::: INFORMATION GIVEN :::

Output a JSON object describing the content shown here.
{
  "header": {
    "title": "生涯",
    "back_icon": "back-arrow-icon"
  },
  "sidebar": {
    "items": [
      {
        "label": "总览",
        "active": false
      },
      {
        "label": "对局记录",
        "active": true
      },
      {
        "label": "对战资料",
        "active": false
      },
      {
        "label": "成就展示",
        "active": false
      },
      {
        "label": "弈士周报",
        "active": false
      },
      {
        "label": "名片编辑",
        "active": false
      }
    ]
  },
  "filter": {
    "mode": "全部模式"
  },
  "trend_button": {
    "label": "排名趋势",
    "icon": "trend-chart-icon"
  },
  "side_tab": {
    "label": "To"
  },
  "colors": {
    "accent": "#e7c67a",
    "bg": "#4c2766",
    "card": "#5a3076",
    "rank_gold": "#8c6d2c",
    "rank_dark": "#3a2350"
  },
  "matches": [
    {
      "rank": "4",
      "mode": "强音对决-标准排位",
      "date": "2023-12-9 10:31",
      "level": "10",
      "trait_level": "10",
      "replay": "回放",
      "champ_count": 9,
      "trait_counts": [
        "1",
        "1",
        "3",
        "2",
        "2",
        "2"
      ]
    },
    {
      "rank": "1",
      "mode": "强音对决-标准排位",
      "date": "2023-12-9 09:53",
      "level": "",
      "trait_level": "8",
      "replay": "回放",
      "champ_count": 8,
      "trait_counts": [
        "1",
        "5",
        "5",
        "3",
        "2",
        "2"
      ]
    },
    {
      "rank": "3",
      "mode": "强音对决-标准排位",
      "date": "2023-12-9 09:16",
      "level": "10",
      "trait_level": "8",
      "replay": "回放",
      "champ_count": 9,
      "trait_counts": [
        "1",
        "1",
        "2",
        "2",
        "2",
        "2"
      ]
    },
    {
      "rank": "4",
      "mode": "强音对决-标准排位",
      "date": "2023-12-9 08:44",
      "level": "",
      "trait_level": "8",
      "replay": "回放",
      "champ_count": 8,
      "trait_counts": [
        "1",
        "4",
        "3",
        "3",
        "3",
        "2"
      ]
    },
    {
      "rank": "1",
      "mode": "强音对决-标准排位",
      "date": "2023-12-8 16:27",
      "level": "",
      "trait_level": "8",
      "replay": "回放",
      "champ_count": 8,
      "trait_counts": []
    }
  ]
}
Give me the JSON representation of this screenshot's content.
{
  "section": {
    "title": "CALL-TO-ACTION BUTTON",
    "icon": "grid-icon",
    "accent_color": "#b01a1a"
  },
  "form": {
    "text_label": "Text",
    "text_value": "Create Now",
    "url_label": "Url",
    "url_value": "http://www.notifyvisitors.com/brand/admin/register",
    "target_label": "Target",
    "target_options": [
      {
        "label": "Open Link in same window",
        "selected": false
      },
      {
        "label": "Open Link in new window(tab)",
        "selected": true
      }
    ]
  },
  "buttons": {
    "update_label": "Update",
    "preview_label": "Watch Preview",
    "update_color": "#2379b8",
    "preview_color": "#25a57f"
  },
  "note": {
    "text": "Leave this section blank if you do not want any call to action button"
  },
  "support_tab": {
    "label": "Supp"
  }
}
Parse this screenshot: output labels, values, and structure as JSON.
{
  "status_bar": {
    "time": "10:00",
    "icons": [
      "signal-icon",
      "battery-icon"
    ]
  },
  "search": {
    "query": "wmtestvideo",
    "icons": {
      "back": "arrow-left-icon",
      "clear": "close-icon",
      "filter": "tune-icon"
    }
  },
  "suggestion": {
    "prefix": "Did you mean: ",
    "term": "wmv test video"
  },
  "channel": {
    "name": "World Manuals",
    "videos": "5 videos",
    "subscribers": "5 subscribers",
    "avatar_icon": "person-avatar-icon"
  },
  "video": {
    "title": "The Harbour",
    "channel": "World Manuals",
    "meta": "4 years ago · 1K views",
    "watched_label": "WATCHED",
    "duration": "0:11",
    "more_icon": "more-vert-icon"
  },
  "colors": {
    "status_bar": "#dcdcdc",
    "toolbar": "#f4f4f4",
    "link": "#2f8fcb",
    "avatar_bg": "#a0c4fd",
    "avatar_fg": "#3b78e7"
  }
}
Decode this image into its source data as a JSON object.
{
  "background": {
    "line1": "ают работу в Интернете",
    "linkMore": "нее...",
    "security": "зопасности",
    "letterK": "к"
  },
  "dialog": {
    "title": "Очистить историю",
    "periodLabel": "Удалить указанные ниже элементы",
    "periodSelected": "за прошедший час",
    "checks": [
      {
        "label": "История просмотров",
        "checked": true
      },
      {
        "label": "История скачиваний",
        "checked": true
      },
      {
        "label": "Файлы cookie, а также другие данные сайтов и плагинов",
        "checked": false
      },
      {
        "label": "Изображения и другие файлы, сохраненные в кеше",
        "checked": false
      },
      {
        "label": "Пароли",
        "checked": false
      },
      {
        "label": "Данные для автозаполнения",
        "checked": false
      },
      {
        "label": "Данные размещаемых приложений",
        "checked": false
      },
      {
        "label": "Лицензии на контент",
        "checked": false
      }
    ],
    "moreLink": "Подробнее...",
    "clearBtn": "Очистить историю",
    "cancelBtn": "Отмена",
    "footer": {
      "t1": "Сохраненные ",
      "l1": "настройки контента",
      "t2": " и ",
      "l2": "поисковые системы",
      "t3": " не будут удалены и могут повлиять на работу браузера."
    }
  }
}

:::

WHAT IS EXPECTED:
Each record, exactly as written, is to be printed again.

OUTPUT:
Output a JSON object describing the content shown here.
{
  "header": {
    "title": "生涯",
    "back_icon": "back-arrow-icon"
  },
  "sidebar": {
    "items": [
      {
        "label": "总览",
        "active": false
      },
      {
        "label": "对局记录",
        "active": true
      },
      {
        "label": "对战资料",
        "active": false
      },
      {
        "label": "成就展示",
        "active": false
      },
      {
        "label": "弈士周报",
        "active": false
      },
      {
        "label": "名片编辑",
        "active": false
      }
    ]
  },
  "filter": {
    "mode": "全部模式"
  },
  "trend_button": {
    "label": "排名趋势",
    "icon": "trend-chart-icon"
  },
  "side_tab": {
    "label": "To"
  },
  "colors": {
    "accent": "#e7c67a",
    "bg": "#4c2766",
    "card": "#5a3076",
    "rank_gold": "#8c6d2c",
    "rank_dark": "#3a2350"
  },
  "matches": [
    {
      "rank": "4",
      "mode": "强音对决-标准排位",
      "date": "2023-12-9 10:31",
      "level": "10",
      "trait_level": "10",
      "replay": "回放",
      "champ_count": 9,
      "trait_counts": [
        "1",
        "1",
        "3",
        "2",
        "2",
        "2"
      ]
    },
    {
      "rank": "1",
      "mode": "强音对决-标准排位",
      "date": "2023-12-9 09:53",
      "level": "",
      "trait_level": "8",
      "replay": "回放",
      "champ_count": 8,
      "trait_counts": [
        "1",
        "5",
        "5",
        "3",
        "2",
        "2"
      ]
    },
    {
      "rank": "3",
      "mode": "强音对决-标准排位",
      "date": "2023-12-9 09:16",
      "level": "10",
      "trait_level": "8",
      "replay": "回放",
      "champ_count": 9,
      "trait_counts": [
        "1",
        "1",
        "2",
        "2",
        "2",
        "2"
      ]
    },
    {
      "rank": "4",
      "mode": "强音对决-标准排位",
      "date": "2023-12-9 08:44",
      "level": "",
      "trait_level": "8",
      "replay": "回放",
      "champ_count": 8,
      "trait_counts": [
        "1",
        "4",
        "3",
        "3",
        "3",
        "2"
      ]
    },
    {
      "rank": "1",
      "mode": "强音对决-标准排位",
      "date": "2023-12-8 16:27",
      "level": "",
      "trait_level": "8",
      "replay": "回放",
      "champ_count": 8,
      "trait_counts": []
    }
  ]
}
Give me the JSON representation of this screenshot's content.
{
  "section": {
    "title": "CALL-TO-ACTION BUTTON",
    "icon": "grid-icon",
    "accent_color": "#b01a1a"
  },
  "form": {
    "text_label": "Text",
    "text_value": "Create Now",
    "url_label": "Url",
    "url_value": "http://www.notifyvisitors.com/brand/admin/register",
    "target_label": "Target",
    "target_options": [
      {
        "label": "Open Link in same window",
        "selected": false
      },
      {
        "label": "Open Link in new window(tab)",
        "selected": true
      }
    ]
  },
  "buttons": {
    "update_label": "Update",
    "preview_label": "Watch Preview",
    "update_color": "#2379b8",
    "preview_color": "#25a57f"
  },
  "note": {
    "text": "Leave this section blank if you do not want any call to action button"
  },
  "support_tab": {
    "label": "Supp"
  }
}
Parse this screenshot: output labels, values, and structure as JSON.
{
  "status_bar": {
    "time": "10:00",
    "icons": [
      "signal-icon",
      "battery-icon"
    ]
  },
  "search": {
    "query": "wmtestvideo",
    "icons": {
      "back": "arrow-left-icon",
      "clear": "close-icon",
      "filter": "tune-icon"
    }
  },
  "suggestion": {
    "prefix": "Did you mean: ",
    "term": "wmv test video"
  },
  "channel": {
    "name": "World Manuals",
    "videos": "5 videos",
    "subscribers": "5 subscribers",
    "avatar_icon": "person-avatar-icon"
  },
  "video": {
    "title": "The Harbour",
    "channel": "World Manuals",
    "meta": "4 years ago · 1K views",
    "watched_label": "WATCHED",
    "duration": "0:11",
    "more_icon": "more-vert-icon"
  },
  "colors": {
    "status_bar": "#dcdcdc",
    "toolbar": "#f4f4f4",
    "link": "#2f8fcb",
    "avatar_bg": "#a0c4fd",
    "avatar_fg": "#3b78e7"
  }
}
Decode this image into its source data as a JSON object.
{
  "background": {
    "line1": "ают работу в Интернете",
    "linkMore": "нее...",
    "security": "зопасности",
    "letterK": "к"
  },
  "dialog": {
    "title": "Очистить историю",
    "periodLabel": "Удалить указанные ниже элементы",
    "periodSelected": "за прошедший час",
    "checks": [
      {
        "label": "История просмотров",
        "checked": true
      },
      {
        "label": "История скачиваний",
        "checked": true
      },
      {
        "label": "Файлы cookie, а также другие данные сайтов и плагинов",
        "checked": false
      },
      {
        "label": "Изображения и другие файлы, сохраненные в кеше",
        "checked": false
      },
      {
        "label": "Пароли",
        "checked": false
      },
      {
        "label": "Данные для автозаполнения",
        "checked": false
      },
      {
        "label": "Данные размещаемых приложений",
        "checked": false
      },
      {
        "label": "Лицензии на контент",
        "checked": false
      }
    ],
    "moreLink": "Подробнее...",
    "clearBtn": "Очистить историю",
    "cancelBtn": "Отмена",
    "footer": {
      "t1": "Сохраненные ",
      "l1": "настройки контента",
      "t2": " и ",
      "l2": "поисковые системы",
      "t3": " не будут удалены и могут повлиять на работу браузера."
    }
  }
}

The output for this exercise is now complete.